Instructions to follow: Please say how many lines in the records below contain the word "데이터를". Give the number and nothing more.

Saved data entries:
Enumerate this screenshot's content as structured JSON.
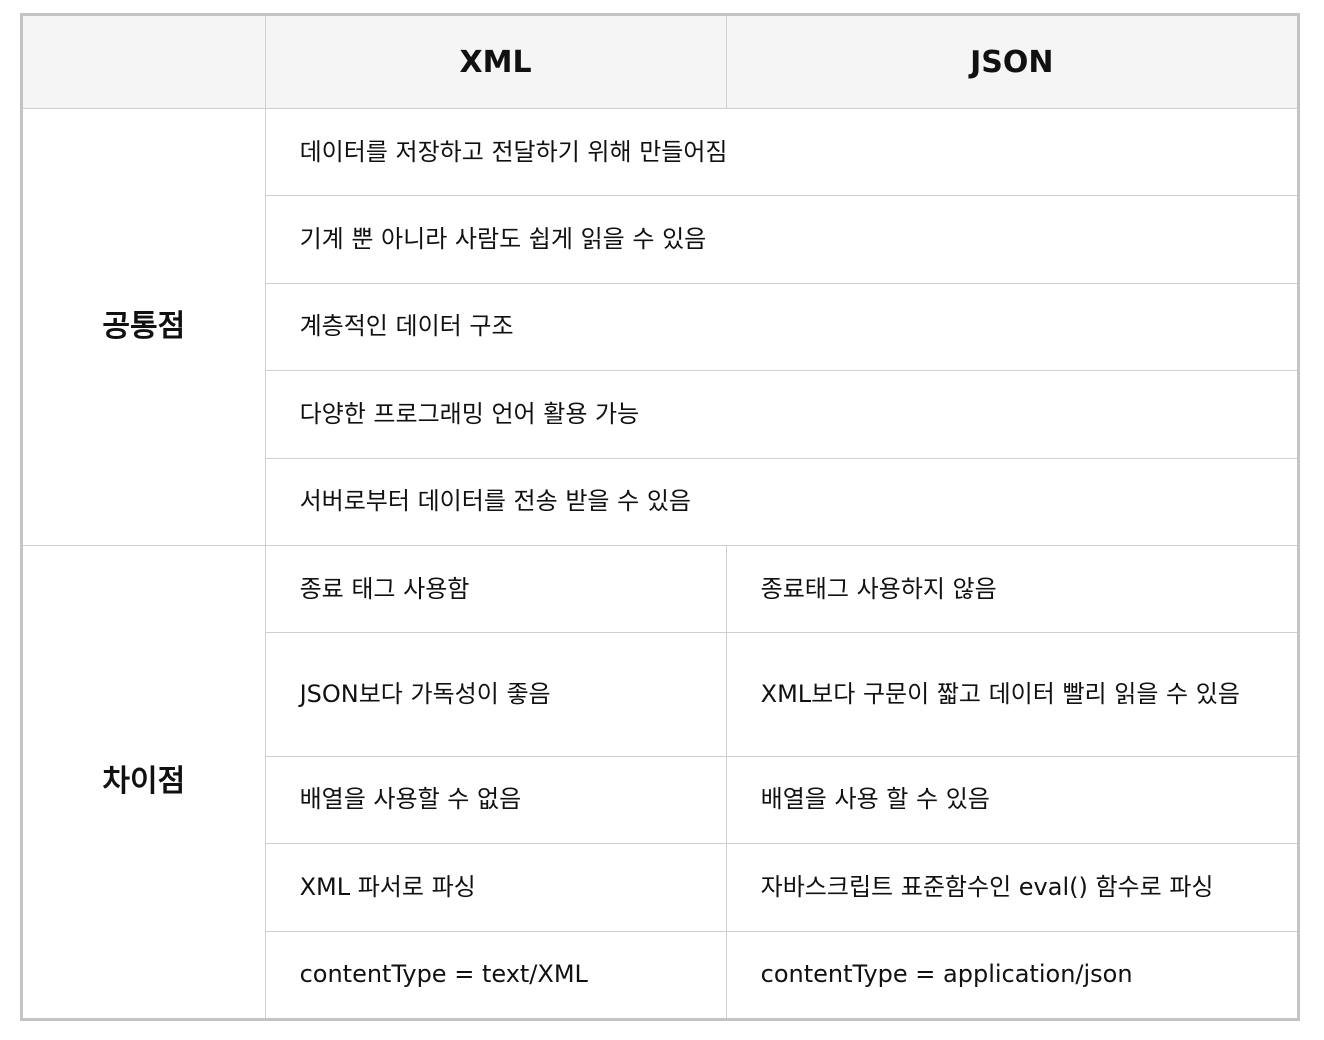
{
  "header": {
    "empty": "",
    "xml": "XML",
    "json": "JSON"
  },
  "common": {
    "label": "공통점",
    "rows": [
      "데이터를 저장하고 전달하기 위해 만들어짐",
      "기계 뿐 아니라 사람도 쉽게 읽을 수 있음",
      "계층적인 데이터 구조",
      "다양한 프로그래밍 언어 활용 가능",
      "서버로부터 데이터를 전송 받을 수 있음"
    ]
  },
  "differences": {
    "label": "차이점",
    "rows": [
      {
        "xml": "종료 태그 사용함",
        "json": "종료태그 사용하지 않음"
      },
      {
        "xml": "JSON보다 가독성이 좋음",
        "json": "XML보다 구문이 짧고 데이터 빨리 읽을 수 있음"
      },
      {
        "xml": "배열을 사용할 수 없음",
        "json": "배열을 사용 할 수 있음"
      },
      {
        "xml": "XML 파서로 파싱",
        "json": "자바스크립트 표준함수인 eval() 함수로 파싱"
      },
      {
        "xml": "contentType = text/XML",
        "json": "contentType = application/json"
      }
    ]
  }
}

Reply to the exercise: 2